In the data below, which lines hold the word "month"? Copy them.

Website and app data records:
BEGIN

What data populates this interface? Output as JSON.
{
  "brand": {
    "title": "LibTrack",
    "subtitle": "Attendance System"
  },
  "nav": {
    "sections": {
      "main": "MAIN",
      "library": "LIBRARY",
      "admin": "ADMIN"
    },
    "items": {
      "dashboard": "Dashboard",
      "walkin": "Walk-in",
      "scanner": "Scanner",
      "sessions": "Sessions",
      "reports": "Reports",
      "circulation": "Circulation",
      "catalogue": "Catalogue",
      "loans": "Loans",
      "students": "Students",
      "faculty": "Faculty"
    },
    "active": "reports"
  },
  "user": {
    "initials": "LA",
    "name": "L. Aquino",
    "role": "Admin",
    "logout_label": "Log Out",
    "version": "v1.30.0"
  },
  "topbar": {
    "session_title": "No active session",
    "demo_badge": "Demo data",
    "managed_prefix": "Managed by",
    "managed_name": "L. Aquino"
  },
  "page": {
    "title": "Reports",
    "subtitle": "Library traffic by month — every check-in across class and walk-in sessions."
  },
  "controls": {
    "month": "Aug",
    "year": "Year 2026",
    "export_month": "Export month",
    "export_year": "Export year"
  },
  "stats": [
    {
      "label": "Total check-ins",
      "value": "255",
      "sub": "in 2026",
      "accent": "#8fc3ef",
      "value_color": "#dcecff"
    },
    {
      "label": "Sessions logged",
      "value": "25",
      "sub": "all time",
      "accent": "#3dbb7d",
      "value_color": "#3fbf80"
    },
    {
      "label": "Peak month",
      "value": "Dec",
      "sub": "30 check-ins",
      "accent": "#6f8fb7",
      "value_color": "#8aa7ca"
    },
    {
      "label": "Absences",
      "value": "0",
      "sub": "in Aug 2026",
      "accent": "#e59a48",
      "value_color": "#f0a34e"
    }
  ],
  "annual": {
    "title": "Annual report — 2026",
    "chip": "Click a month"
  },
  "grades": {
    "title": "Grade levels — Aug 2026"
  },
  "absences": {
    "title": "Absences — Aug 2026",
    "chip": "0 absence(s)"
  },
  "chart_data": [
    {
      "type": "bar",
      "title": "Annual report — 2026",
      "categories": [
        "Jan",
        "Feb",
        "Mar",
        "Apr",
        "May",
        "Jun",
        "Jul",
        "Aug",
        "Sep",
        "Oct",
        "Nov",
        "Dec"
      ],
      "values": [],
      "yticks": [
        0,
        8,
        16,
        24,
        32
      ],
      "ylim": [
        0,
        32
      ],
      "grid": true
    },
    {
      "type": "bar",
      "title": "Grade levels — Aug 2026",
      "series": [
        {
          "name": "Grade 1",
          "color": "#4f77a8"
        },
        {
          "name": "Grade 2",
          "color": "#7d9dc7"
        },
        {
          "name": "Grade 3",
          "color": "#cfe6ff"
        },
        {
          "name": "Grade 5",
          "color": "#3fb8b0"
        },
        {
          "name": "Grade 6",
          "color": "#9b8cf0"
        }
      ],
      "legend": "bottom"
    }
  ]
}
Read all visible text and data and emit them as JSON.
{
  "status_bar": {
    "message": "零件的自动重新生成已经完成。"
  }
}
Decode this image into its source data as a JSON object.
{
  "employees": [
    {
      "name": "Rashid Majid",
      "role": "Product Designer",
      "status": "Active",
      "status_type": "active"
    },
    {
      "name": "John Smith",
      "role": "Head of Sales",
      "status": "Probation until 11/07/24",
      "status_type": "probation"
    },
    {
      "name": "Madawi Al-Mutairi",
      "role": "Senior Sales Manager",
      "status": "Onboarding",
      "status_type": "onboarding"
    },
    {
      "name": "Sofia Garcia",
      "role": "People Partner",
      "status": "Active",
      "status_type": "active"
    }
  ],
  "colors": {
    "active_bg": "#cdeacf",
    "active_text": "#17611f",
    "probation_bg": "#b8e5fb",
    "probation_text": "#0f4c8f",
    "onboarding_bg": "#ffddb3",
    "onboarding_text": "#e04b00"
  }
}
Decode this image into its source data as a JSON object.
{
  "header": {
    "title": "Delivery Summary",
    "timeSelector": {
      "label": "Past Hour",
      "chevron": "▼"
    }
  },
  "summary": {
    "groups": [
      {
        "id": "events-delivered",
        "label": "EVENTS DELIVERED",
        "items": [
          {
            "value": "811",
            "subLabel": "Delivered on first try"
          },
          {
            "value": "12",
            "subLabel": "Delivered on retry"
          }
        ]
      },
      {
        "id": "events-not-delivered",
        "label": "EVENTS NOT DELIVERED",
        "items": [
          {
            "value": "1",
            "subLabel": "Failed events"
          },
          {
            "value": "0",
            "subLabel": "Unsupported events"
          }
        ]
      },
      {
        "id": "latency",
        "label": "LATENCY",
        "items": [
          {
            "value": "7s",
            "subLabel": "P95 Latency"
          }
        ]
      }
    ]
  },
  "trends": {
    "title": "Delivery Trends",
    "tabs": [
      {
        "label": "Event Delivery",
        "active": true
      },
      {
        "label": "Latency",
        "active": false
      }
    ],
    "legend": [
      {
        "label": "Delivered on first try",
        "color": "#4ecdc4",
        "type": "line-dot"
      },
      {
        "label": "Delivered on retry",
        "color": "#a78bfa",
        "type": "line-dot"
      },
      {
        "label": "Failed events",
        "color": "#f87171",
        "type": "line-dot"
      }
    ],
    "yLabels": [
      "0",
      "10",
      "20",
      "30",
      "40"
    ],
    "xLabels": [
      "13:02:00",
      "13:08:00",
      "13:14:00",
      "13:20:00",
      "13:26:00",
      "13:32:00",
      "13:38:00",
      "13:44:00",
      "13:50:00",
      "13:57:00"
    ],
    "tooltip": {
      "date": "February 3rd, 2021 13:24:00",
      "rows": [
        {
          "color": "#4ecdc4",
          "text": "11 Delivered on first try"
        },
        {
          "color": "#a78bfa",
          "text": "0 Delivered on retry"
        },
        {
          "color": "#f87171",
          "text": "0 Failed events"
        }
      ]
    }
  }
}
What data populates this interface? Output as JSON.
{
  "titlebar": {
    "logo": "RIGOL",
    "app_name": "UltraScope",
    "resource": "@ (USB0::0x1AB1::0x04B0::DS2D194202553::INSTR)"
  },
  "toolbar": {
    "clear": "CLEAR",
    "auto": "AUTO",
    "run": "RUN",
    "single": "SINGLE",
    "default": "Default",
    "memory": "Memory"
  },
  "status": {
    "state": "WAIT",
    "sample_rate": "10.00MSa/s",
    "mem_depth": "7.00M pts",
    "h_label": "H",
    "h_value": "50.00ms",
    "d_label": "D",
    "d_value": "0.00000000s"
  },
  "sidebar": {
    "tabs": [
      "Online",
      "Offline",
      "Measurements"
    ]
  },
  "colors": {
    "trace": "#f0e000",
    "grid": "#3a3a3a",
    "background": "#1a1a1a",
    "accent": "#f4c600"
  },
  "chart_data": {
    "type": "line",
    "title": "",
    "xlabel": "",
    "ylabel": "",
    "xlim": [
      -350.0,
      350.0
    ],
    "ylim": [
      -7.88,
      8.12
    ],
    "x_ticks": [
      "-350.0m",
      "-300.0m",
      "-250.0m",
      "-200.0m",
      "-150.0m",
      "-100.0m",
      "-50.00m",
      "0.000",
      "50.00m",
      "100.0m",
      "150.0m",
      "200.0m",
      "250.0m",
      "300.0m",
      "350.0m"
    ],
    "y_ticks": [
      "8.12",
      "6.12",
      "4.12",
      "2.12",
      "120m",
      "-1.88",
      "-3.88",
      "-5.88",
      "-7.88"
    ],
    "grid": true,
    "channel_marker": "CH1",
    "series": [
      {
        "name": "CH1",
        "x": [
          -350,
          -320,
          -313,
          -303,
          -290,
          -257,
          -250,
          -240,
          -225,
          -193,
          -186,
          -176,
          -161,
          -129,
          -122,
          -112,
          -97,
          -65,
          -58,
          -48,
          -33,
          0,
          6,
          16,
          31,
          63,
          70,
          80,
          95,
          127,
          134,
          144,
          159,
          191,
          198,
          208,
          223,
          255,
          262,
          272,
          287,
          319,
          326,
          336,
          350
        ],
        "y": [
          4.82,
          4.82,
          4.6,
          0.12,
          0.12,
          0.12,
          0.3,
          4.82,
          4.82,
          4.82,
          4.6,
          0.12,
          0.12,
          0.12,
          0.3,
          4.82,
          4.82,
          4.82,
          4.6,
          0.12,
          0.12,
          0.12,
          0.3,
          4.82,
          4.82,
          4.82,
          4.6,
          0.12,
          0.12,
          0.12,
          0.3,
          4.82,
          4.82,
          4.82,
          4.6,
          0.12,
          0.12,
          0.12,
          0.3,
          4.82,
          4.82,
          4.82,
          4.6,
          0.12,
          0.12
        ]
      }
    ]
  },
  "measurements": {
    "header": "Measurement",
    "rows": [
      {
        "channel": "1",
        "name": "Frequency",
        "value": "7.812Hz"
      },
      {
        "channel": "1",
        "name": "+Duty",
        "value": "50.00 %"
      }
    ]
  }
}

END

§ **Written response**:
    "subtitle": "Library traffic by month — every check-in across class and walk-in sessions."
    "month": "Aug",
    "export_month": "Export month",
      "label": "Peak month",
    "chip": "Click a month"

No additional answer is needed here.